- Colleagues – Will you like them and will they support you?
- Basic needs – Will you earn enough money, will the hours be manageable, and will the commute be reasonable?
- Fit with rest of life – Will you be able to improve your personal relationships, and uphold any other important personal priorities?
Read more about job satisfaction.
How to use the framework to compare options
We show how to apply the framework as part of our full process for making career decisions.
Advanced: Considering coordination
In our article on coordination, if you’re working closely with other people to do good, we argue for a focus on two additional factors:
- Relative fit — your ability in the option compared to others in the community, which determines your comparative advantage.
- Community capital — the extent to which your actions increase the influence of the community and its ability to coordinate.
Advanced: Factoring risk into the equation
If you’re dealing with risky options, then rather than scoring each factor with a single figure, you might find it more helpful to give them a range.
The simplest approach is to consider both the upside – best realistic scenario – and downside – worst realistic scenario – assessed for each factor. This is very approximate, but it’s often a good start when dealing with highly uncertain situations.
That way, you can start to compare your options both in terms of risk and upside, which can give you a clearer idea of the trade-offs, given your personal level of risk tolerance. (If you want to be more precise, you could give a 90% confidence interval.)
How much risk should you take? From a personal point of view, avoid risk. In particular, be very careful about scenarios that could cause a long-term impairment to your happiness (e.g. burning out and getting depressed; going bankrupt). We recommend avoiding options with significant personal risk, and having a Plan Z to mitigate downsides.

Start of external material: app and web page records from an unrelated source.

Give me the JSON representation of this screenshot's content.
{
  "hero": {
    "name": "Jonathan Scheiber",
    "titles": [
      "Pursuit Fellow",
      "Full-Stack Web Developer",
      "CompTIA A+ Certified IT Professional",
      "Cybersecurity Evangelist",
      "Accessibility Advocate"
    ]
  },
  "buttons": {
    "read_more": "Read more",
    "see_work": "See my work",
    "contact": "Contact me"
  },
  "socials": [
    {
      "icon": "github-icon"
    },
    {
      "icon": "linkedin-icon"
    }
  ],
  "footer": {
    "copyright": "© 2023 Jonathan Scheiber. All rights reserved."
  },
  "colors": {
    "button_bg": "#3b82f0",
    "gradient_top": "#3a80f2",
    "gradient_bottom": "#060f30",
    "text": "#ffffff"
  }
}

From an impact point of view, it can be good to take options that have a small chance of succeeding, but would have a huge impact if they did. (Read more about risk aversion for altruists.)
However, you should still think about the long-term, as well as your short-term role impact. If an option could permanently damage your career capital (e.g. ruining your reputation), then it’ll dramatically cut down your options in the future. So as a practical matter, it probably pays to be risk-averse about career capital.
That said, it’s easy to be too scared of risks, and they can usually be mitigated with a good plan Z. We talk about how to do that in the career planning article.
We’ve made a table you can use to score each of your options.
You can see an example (filled in by Peter) here.
“I relied heavily on research done by 80,000 Hours to inform my decision.”
Read Peter's story
Read our main article on how to narrow down your options.